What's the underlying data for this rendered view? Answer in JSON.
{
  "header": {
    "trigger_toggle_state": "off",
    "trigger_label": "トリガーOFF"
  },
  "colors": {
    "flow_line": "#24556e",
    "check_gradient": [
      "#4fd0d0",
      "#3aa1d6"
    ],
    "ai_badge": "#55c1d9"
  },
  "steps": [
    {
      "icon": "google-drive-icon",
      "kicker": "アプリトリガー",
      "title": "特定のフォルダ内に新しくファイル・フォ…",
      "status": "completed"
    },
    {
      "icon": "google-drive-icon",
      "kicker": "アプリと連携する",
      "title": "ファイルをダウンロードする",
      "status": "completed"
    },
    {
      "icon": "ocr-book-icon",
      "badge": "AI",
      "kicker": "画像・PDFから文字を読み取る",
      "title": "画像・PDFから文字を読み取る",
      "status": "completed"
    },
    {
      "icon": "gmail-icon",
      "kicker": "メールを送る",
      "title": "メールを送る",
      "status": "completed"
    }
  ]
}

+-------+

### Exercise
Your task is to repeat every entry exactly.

### Task result
What's the underlying data for this rendered view? Answer in JSON.
{
  "header": {
    "trigger_toggle_state": "off",
    "trigger_label": "トリガーOFF"
  },
  "colors": {
    "flow_line": "#24556e",
    "check_gradient": [
      "#4fd0d0",
      "#3aa1d6"
    ],
    "ai_badge": "#55c1d9"
  },
  "steps": [
    {
      "icon": "google-drive-icon",
      "kicker": "アプリトリガー",
      "title": "特定のフォルダ内に新しくファイル・フォ…",
      "status": "completed"
    },
    {
      "icon": "google-drive-icon",
      "kicker": "アプリと連携する",
      "title": "ファイルをダウンロードする",
      "status": "completed"
    },
    {
      "icon": "ocr-book-icon",
      "badge": "AI",
      "kicker": "画像・PDFから文字を読み取る",
      "title": "画像・PDFから文字を読み取る",
      "status": "completed"
    },
    {
      "icon": "gmail-icon",
      "kicker": "メールを送る",
      "title": "メールを送る",
      "status": "completed"
    }
  ]
}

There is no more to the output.